CAPSULE: This is a pseudo-documentary about the minuscule rise and subsequent fall of a Scots-English man who was raised Mexican and who despite his non-Mexican look and lack of talent is determined to be a Ranchera singer. The film is trying to say something about assimilation and cultural identity, but there are better and clearer films on the subject out there. Some of the humor is amusing and some just falls flat. The highpoint of the film is the performance of the two familiar actors, Lupe Ontiveros and Danny Trejo. Amy French and Spencer John French act and star in the film with Amy also directing. Rating: 0 (-4 to +4) or 4/10

The success of THIS IS SPINAL TAP paved the way for a whole genre of satirical pseudo-documentaries. By now a market has been saturated. A new mockumentary has to offer a fairly sharp wit or it could go ignored. Christopher Guest seems to have the knack; the Frenches need practice. Ranchera is a style of music from Mexico that is generally done with one singer and one guitar. And the singer generally looks Mexican. As the film opens we see Juan Frances has arrived for a gig, but people do not believe he is a ranchera singer because he looks even more gringo than most gringos. He is pudgy, rose-complected, and balding. This is Juan Frances, born Jonathan French (played by Spencer John French). He is of English-Scots heritage, but his parents died when he was three months old and he was adopted by his Chicano nanny, Nena (Lupe Ontiveros from EL NORTE and REAL WOMEN HAVE CURVES) and E. J. (Danny Trejo of MACHETE). Both of these performances are real assets to the film, by the way. Trejo is one of these actors like The Rock who comes from a very different background but who looks really good on camera from the very first frame. Trejo and Ontiveros go together on the screen like Ossie Davis and Ruby Dee. But I digress.

As a boy Juan Frances saw a vision of the Virgin of Guadaloupe and came away convinced that he had to be a singer. He writes and sings his own songs and nobody seems to notice he is terrible at both. Now he is 33, the same age that Jesus was when he was crucified. In what he calls his "Jesus Year" Juan is going to try to become a great ranchera star. Though he looks and dresses like a gas station attendant, he intends to become a glamorous attraction. Ready to use him are a manager and a sexy stage partner (David Franco and Maria Esquivel). Juan has surprises ahead, but none that are worth the wait.

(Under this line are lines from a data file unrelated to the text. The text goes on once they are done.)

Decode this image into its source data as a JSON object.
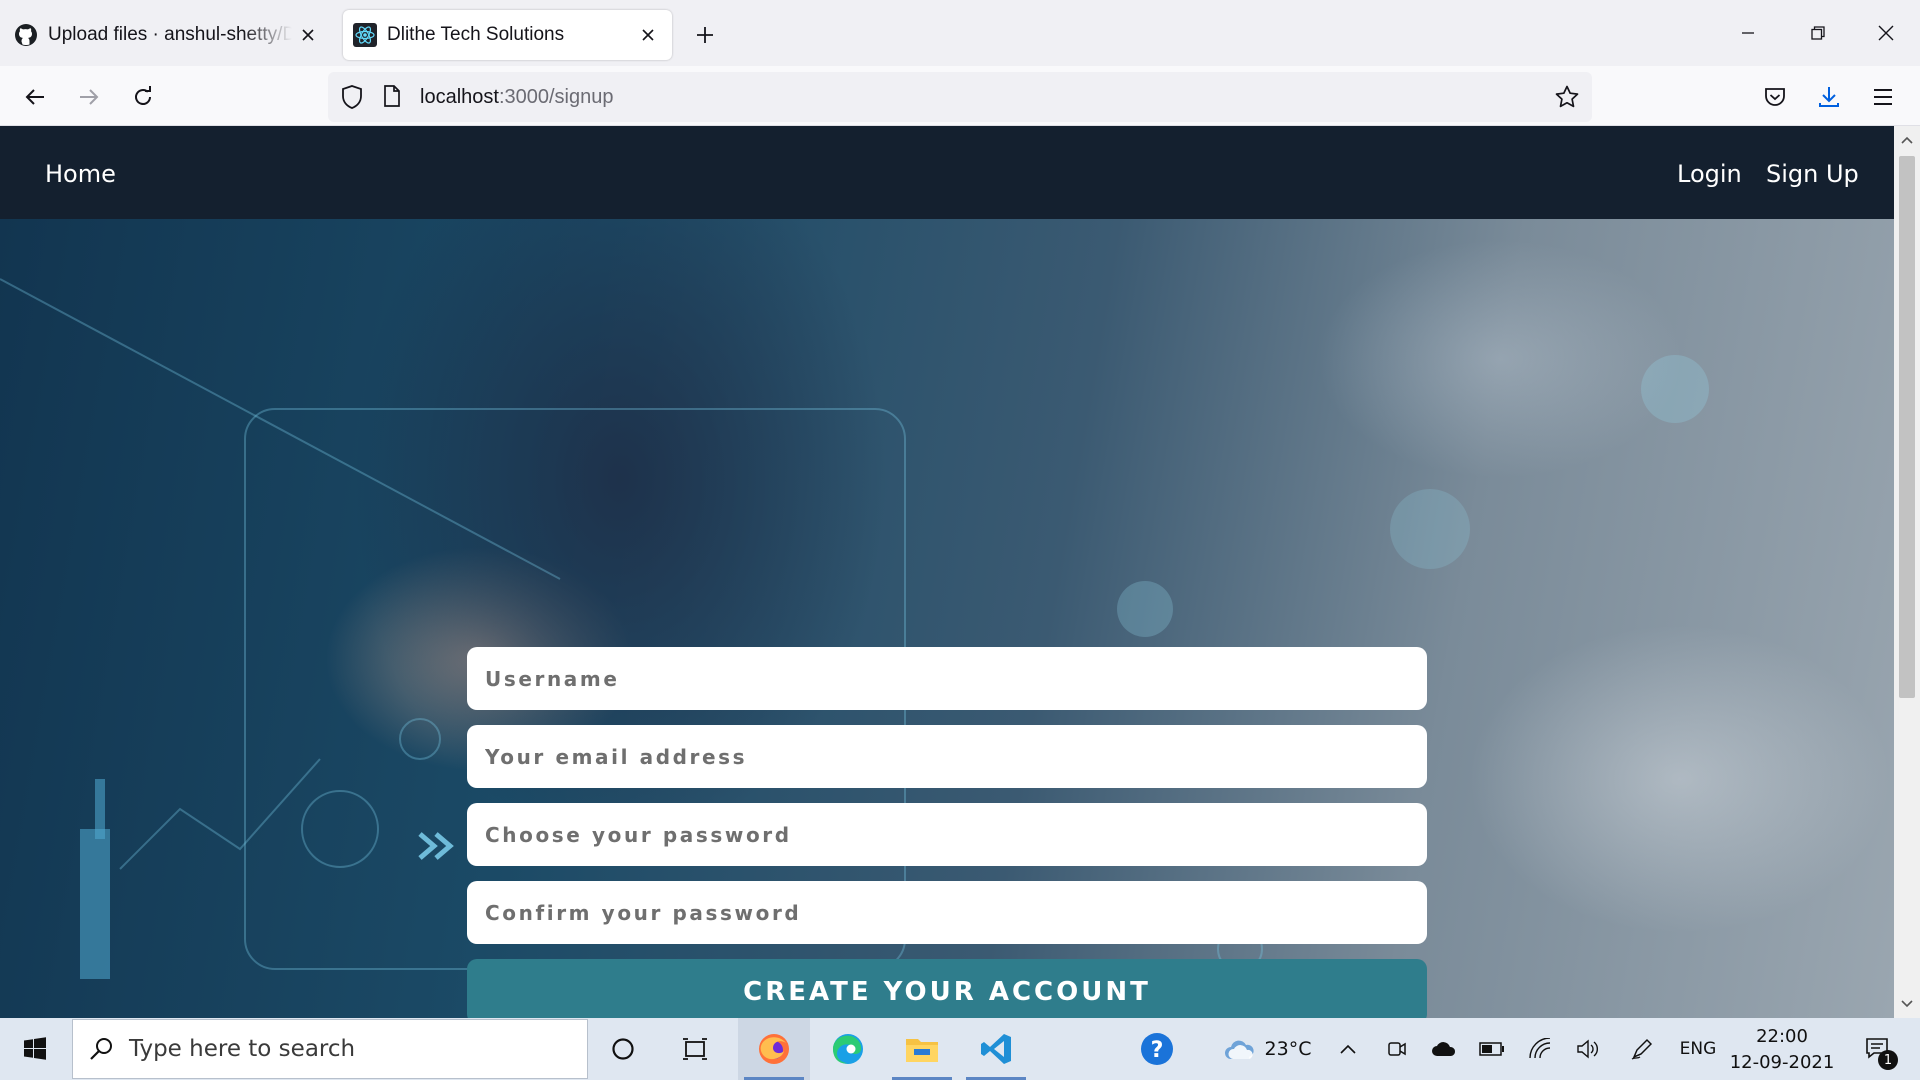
{
  "browser": {
    "tabs": [
      {
        "title": "Upload files · anshul-shetty/Dlit",
        "icon": "github-icon",
        "active": false
      },
      {
        "title": "Dlithe Tech Solutions",
        "icon": "react-icon",
        "active": true
      }
    ],
    "url_host": "localhost",
    "url_path": ":3000/signup"
  },
  "site": {
    "nav": {
      "home": "Home",
      "login": "Login",
      "signup": "Sign Up"
    },
    "form": {
      "username_placeholder": "Username",
      "email_placeholder": "Your email address",
      "password_placeholder": "Choose your password",
      "confirm_placeholder": "Confirm your password",
      "submit_label": "CREATE YOUR ACCOUNT"
    },
    "colors": {
      "nav_bg": "#14202f",
      "button_bg": "#2f7d8c"
    }
  },
  "taskbar": {
    "search_placeholder": "Type here to search",
    "weather": "23°C",
    "language": "ENG",
    "time": "22:00",
    "date": "12-09-2021",
    "notification_count": "1"
  }
}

EL SUPERSTAR has not much of interest happening in the minimal plot. It is more a character piece and seems to be groping toward some message having to do with people pretending to be what they are not. Along the way it pokes what is intended to be fun at both the Chicano culture and the white culture. Having funny enough gags would make or break this film and sadly they do more of the latter. Only about one gag in ten is really amusing. When they start naming the organizations that arise in the plot with acronyms like P.U.P.U., P.U.B.E.S., and C.A.C.A., it signals a sort of desperation in the writing. Remarkably, one of the film's executive producers is Norman Lear who should know how to make ethnicity and culture based humor work.

While there are sequences that are amusing, the script does not seem to have been ready for the camera. Norman Lear should have been able to introduce the Frenches to someone who could have gotten more humor out of the premise. I rate this film a 0 on the -4 to +4 scale or 4/10. It will be released direct to DVD on January 18, 2011.

Film Credits: http://www.imdb.com/title/tt0855846

What others are saying: http://www.rottentomatoes.com/m/el_superstar/

					Mark R. Leeper
					Copyright 2011 Mark R. Leeper